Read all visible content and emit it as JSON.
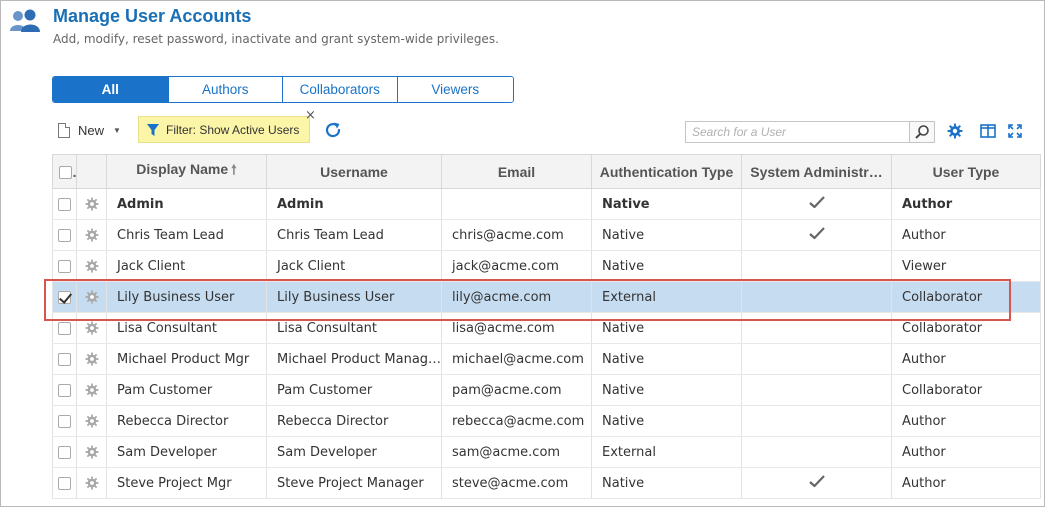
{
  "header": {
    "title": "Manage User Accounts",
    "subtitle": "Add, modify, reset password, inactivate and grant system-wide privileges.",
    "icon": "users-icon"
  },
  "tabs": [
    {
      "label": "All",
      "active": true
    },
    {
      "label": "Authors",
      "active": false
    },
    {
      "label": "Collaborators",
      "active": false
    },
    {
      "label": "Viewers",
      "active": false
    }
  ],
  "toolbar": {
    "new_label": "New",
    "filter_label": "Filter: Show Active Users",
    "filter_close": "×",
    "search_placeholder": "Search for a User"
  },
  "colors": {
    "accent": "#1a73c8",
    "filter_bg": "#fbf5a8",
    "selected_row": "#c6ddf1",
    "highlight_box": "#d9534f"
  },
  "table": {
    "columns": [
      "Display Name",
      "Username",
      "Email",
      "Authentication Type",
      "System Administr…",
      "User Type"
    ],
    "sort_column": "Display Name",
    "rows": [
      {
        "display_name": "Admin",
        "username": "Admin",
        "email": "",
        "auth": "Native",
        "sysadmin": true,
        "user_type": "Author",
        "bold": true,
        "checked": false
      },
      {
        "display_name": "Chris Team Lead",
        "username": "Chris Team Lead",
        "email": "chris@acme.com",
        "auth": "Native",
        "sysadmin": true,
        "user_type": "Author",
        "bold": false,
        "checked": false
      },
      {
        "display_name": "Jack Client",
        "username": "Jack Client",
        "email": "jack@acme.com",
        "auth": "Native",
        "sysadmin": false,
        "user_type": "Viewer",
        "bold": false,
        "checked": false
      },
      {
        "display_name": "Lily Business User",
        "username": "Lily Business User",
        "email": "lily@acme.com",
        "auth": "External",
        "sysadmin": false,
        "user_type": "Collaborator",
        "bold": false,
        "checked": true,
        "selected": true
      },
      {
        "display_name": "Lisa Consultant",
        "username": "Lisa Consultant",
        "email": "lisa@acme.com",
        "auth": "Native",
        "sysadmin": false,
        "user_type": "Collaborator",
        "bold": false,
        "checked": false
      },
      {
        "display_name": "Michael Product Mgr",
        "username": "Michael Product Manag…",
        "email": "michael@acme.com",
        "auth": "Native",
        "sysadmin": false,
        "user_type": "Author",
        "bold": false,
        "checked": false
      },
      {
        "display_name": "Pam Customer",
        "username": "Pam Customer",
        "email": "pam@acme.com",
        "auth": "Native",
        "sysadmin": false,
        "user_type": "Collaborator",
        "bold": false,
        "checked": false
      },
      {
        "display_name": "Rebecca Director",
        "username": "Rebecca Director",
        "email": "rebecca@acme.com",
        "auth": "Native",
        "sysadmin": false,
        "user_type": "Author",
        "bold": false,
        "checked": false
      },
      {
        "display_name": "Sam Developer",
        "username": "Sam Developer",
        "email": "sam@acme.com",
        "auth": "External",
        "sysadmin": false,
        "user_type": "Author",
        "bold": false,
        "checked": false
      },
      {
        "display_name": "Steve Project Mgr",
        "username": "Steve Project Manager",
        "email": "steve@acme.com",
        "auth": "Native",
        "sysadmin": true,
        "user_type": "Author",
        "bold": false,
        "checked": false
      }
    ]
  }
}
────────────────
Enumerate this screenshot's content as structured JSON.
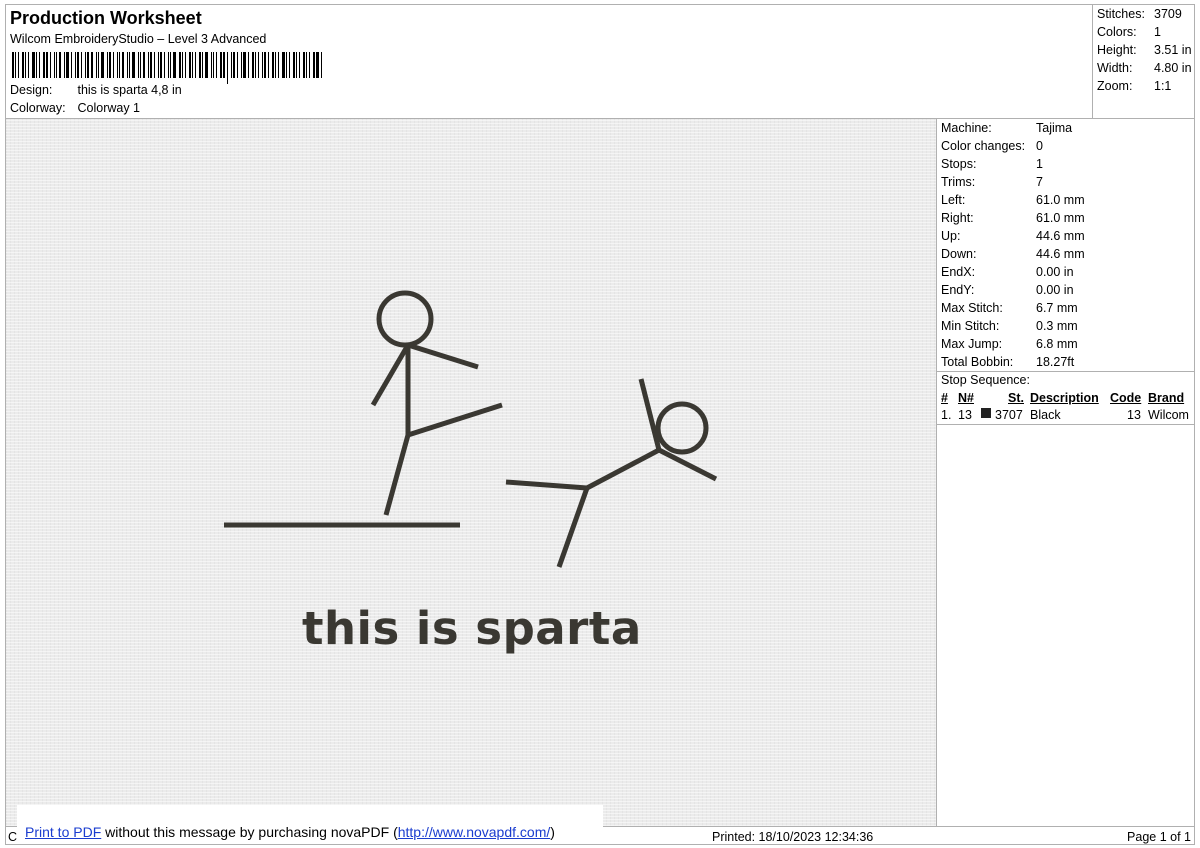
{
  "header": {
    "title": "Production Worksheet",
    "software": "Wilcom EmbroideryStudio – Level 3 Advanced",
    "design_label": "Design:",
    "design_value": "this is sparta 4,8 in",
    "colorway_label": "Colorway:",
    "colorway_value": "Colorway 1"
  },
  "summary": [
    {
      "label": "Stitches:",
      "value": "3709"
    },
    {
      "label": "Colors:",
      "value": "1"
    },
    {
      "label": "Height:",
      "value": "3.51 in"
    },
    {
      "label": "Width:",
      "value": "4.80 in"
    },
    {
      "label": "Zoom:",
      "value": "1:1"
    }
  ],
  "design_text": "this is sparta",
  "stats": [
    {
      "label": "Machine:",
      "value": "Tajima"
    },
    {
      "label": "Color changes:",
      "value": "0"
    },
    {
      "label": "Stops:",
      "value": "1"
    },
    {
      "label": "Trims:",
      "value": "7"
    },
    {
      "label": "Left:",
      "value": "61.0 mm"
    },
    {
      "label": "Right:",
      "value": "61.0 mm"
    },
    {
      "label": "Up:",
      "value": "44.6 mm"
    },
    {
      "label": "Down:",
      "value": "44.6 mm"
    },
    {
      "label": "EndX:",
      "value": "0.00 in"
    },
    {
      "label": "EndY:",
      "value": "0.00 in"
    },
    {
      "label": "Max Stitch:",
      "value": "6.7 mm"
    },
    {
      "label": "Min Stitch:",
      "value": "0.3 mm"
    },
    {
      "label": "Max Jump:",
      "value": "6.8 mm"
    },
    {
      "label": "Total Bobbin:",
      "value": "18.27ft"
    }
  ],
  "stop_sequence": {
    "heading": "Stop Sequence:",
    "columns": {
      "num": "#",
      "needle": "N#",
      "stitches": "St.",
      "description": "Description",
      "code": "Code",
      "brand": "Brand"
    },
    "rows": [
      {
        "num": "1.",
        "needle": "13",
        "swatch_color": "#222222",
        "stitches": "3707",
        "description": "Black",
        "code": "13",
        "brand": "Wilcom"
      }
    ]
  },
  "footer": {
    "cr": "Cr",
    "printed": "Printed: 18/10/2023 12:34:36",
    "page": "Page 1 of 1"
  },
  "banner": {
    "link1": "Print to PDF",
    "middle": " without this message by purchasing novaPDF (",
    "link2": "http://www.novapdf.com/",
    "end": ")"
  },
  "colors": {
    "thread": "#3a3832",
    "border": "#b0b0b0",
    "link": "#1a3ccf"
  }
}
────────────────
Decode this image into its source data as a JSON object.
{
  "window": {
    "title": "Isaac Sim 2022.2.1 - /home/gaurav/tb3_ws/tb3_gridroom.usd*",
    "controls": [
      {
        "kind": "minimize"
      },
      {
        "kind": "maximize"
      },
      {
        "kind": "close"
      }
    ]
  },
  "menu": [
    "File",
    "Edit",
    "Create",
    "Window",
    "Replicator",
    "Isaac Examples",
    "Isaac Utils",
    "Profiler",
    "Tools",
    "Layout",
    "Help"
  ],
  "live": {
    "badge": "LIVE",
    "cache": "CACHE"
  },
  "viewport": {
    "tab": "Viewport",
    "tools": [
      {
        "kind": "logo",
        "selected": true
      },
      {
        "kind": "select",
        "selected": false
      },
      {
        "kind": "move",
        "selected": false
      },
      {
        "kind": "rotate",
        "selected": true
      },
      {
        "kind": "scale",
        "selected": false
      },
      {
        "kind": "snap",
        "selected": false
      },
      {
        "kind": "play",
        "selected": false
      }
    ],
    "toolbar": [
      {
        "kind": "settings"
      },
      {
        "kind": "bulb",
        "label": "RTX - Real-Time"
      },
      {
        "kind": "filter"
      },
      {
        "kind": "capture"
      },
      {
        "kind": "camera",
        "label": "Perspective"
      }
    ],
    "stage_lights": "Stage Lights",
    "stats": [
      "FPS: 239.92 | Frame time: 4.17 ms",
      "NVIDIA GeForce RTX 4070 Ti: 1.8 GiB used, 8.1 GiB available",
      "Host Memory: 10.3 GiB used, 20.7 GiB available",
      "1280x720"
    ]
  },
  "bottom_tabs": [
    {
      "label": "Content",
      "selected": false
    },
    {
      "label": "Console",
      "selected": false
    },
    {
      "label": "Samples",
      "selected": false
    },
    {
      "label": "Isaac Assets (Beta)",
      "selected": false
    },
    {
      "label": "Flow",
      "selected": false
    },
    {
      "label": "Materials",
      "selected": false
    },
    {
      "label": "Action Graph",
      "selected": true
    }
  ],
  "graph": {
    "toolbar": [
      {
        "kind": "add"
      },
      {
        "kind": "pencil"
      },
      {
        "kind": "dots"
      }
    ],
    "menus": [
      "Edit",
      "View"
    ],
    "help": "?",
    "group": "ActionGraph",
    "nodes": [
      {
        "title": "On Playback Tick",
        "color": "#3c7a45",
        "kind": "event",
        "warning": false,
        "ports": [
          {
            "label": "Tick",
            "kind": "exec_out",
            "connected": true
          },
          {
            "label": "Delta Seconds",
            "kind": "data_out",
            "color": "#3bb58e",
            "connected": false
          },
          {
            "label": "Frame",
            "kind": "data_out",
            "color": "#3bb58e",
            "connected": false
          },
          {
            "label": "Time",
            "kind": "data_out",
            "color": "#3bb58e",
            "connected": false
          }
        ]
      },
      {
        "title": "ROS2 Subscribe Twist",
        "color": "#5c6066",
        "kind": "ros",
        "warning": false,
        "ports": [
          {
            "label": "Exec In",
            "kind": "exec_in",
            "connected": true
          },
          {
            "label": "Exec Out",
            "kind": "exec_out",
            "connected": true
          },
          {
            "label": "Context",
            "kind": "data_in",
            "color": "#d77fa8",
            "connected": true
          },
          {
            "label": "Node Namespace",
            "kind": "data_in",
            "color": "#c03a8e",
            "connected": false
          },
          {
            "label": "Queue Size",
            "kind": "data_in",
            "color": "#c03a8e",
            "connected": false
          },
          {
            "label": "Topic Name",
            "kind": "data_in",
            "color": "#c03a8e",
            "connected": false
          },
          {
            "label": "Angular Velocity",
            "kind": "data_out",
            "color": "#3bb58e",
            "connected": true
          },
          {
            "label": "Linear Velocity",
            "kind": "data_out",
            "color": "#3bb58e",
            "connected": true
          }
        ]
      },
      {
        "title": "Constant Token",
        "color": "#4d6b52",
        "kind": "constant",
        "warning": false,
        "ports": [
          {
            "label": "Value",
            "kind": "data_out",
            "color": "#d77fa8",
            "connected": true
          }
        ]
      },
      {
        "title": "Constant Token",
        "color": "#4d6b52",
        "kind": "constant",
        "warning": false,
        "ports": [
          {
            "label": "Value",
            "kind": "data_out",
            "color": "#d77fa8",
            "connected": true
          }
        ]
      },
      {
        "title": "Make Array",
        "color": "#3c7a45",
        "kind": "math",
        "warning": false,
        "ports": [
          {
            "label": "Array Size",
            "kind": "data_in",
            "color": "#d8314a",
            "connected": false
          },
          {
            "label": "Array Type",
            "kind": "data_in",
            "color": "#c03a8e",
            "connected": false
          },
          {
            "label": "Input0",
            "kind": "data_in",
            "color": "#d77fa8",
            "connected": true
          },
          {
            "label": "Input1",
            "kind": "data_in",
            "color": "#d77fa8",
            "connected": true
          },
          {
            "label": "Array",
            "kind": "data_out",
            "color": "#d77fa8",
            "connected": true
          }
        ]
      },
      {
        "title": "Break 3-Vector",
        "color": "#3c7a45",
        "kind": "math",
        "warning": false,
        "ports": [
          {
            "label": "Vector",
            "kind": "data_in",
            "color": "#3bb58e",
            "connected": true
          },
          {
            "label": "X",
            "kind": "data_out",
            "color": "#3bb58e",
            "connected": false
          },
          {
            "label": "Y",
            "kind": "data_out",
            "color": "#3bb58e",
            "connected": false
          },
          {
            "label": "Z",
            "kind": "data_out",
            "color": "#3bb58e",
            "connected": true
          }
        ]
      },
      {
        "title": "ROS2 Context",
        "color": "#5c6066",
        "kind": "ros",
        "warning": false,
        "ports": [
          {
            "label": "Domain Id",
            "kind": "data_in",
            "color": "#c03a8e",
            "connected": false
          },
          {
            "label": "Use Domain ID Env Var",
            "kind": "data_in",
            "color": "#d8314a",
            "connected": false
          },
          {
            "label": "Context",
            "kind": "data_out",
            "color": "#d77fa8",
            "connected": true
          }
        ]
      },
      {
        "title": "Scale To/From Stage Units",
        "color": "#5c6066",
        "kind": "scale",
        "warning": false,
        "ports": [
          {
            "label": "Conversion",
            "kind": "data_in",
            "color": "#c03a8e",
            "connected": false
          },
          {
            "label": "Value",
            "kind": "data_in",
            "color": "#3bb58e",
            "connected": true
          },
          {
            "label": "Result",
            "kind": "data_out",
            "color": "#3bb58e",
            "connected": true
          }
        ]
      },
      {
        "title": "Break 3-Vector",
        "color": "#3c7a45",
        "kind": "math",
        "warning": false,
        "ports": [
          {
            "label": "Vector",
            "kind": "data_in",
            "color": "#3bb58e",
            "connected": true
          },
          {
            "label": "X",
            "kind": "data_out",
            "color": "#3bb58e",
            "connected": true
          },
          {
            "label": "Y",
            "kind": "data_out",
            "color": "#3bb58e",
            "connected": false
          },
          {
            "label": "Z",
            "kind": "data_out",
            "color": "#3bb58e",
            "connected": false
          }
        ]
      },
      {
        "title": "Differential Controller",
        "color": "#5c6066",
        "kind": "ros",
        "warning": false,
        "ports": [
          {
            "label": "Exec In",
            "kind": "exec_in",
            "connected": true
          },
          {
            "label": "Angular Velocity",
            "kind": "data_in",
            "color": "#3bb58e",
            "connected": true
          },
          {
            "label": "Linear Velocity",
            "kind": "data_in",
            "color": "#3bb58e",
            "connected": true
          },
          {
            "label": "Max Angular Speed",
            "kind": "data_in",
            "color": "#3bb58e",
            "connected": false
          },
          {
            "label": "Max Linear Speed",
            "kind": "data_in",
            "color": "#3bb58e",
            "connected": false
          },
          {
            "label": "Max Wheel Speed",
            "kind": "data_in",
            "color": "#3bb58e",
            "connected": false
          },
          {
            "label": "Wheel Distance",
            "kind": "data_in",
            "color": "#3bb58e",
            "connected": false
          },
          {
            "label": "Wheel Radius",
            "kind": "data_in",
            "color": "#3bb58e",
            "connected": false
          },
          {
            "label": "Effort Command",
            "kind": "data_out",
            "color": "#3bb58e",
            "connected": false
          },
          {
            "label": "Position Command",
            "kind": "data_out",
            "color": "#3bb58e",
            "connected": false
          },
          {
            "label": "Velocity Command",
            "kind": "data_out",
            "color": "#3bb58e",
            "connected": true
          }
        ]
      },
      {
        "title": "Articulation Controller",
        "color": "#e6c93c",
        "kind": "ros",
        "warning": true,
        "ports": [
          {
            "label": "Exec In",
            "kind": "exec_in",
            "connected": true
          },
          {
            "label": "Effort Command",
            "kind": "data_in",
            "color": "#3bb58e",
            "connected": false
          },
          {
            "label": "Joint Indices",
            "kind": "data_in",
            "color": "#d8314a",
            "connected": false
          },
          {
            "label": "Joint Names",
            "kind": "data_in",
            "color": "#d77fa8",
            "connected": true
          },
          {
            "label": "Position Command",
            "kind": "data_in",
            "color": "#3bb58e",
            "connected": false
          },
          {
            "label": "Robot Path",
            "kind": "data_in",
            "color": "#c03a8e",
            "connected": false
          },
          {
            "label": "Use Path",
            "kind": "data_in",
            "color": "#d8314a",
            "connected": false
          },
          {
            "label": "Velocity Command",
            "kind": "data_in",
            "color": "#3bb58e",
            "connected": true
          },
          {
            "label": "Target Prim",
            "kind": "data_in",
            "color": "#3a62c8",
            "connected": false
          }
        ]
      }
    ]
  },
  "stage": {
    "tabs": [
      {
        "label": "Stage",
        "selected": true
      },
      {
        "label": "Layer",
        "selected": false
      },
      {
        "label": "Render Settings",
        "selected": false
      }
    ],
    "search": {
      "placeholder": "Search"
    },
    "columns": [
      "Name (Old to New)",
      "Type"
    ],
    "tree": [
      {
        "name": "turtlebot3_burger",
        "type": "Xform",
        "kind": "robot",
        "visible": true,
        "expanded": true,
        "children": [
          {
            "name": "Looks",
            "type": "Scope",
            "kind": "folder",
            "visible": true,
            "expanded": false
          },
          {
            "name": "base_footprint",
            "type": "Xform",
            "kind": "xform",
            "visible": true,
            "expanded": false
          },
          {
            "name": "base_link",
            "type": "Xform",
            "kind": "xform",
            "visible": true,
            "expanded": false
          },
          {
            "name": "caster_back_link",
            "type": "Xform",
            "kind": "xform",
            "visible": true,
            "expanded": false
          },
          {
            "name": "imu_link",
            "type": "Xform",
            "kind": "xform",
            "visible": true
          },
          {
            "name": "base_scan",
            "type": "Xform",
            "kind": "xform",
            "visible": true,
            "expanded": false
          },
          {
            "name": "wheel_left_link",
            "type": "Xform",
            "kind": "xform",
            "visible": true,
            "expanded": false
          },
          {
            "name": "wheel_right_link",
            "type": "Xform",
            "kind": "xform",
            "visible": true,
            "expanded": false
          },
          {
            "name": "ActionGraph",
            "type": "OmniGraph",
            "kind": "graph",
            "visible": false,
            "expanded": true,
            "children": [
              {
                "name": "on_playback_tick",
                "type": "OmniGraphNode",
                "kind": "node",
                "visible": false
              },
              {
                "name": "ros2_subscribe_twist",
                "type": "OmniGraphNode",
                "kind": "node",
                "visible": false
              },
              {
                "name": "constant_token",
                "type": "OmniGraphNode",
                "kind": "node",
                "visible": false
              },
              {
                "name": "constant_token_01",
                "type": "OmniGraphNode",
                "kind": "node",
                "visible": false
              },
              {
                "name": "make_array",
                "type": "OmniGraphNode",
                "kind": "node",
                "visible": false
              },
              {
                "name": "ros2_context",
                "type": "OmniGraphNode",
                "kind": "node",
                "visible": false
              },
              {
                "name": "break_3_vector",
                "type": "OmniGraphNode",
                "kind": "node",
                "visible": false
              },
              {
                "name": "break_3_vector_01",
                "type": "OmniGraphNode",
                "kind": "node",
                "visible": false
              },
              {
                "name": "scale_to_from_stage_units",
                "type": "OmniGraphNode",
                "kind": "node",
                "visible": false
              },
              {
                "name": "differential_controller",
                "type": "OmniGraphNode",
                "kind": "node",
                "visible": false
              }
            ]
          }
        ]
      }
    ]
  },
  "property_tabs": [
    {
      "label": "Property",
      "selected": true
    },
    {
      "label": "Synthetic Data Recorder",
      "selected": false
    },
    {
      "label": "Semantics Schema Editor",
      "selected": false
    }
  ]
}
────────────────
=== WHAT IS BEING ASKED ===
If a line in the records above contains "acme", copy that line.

=== TASK RESULT ===
        "email": "chris@acme.com",
        "email": "jack@acme.com",
        "email": "lily@acme.com",
        "email": "lisa@acme.com",
        "email": "michael@acme.com",
        "email": "pam@acme.com",
        "email": "rebecca@acme.com",
        "email": "sam@acme.com",
        "email": "steve@acme.com",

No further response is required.